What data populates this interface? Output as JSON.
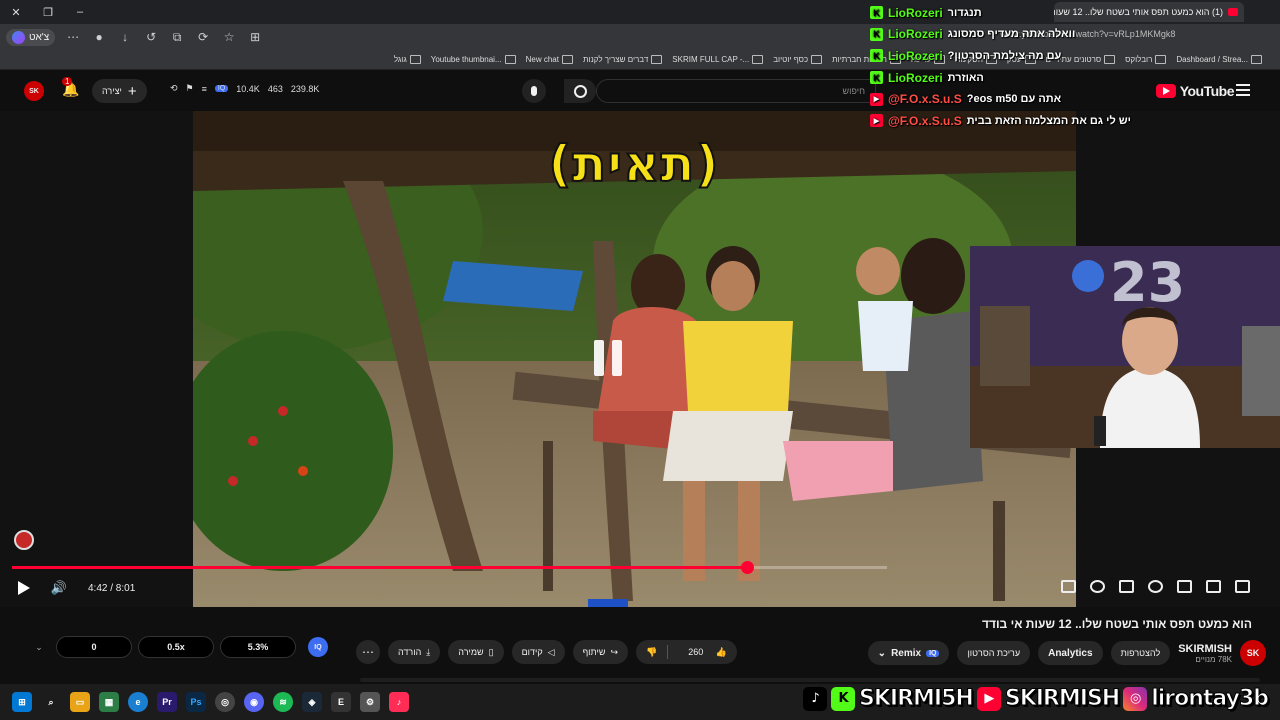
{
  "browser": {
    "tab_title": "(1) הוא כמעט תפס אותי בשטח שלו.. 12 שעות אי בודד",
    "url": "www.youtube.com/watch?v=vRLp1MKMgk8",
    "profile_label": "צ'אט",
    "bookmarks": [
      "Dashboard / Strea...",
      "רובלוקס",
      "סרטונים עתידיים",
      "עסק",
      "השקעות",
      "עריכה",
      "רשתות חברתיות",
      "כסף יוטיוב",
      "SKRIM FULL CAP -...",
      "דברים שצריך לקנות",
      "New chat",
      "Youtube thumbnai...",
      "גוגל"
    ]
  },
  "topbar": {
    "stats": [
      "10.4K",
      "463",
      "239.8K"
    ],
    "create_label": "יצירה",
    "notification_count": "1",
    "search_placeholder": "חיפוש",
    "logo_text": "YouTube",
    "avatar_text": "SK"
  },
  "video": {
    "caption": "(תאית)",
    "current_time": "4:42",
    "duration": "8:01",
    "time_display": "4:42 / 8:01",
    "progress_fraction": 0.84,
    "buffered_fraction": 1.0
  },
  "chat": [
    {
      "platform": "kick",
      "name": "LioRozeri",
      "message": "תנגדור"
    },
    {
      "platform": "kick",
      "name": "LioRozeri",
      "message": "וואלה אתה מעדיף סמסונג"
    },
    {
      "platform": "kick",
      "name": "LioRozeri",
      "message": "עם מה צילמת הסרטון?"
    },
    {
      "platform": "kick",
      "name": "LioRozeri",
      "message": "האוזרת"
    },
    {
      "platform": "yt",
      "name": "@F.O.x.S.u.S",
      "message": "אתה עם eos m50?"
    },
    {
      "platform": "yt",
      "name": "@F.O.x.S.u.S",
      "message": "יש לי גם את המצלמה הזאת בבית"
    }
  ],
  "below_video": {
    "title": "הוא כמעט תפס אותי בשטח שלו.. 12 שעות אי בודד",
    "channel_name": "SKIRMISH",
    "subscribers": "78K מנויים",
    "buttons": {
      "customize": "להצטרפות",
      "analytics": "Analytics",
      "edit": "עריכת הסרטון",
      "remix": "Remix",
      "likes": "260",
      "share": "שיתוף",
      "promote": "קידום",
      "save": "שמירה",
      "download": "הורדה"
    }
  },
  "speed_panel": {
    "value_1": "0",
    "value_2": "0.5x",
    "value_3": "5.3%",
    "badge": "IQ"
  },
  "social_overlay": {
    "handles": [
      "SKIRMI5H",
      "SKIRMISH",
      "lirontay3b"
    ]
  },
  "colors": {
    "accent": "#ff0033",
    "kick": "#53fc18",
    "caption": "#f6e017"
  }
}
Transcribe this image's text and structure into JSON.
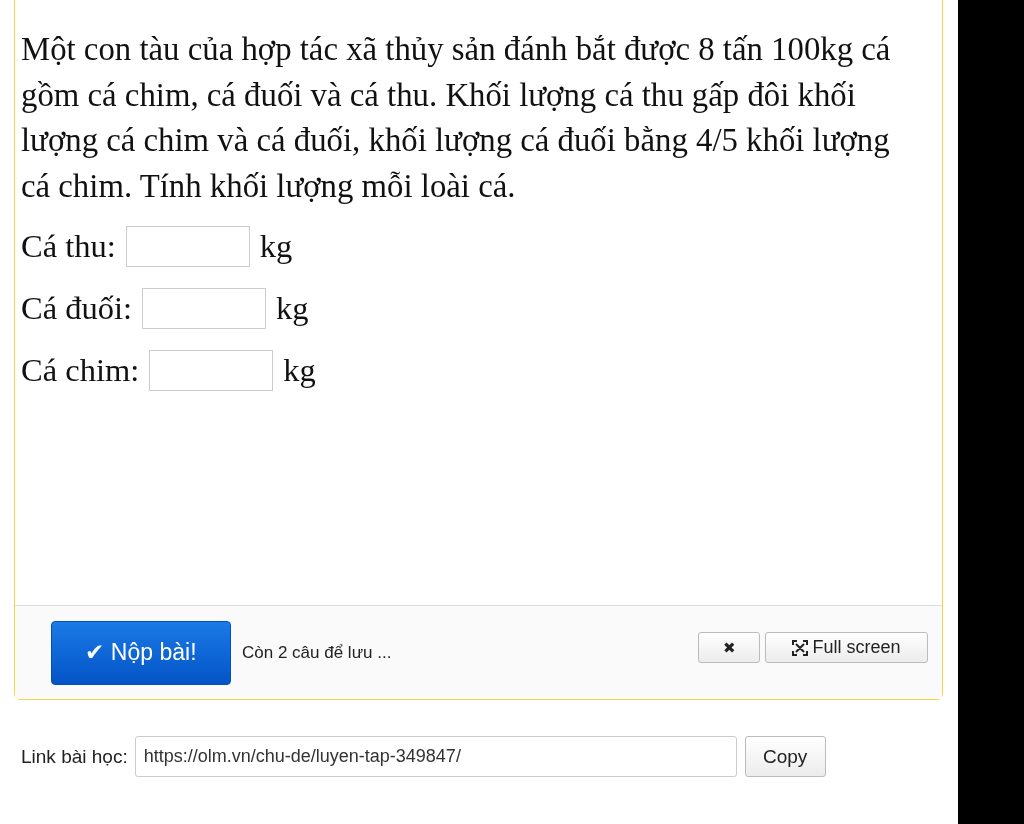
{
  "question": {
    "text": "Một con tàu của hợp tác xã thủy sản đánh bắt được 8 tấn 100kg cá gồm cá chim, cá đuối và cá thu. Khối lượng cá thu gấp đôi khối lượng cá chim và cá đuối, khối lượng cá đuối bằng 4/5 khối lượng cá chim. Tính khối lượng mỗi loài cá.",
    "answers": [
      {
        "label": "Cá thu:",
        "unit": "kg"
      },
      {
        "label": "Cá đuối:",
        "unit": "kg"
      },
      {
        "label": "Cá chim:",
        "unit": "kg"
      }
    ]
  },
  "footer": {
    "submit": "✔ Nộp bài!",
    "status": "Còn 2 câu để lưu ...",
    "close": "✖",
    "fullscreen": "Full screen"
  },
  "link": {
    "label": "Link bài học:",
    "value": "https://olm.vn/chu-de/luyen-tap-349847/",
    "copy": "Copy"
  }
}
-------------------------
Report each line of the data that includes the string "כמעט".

(SOLUTION TO THE PROBLEM):
    "tab_title": "(1) הוא כמעט תפס אותי בשטח שלו.. 12 שעות אי בודד",
    "title": "הוא כמעט תפס אותי בשטח שלו.. 12 שעות אי בודד",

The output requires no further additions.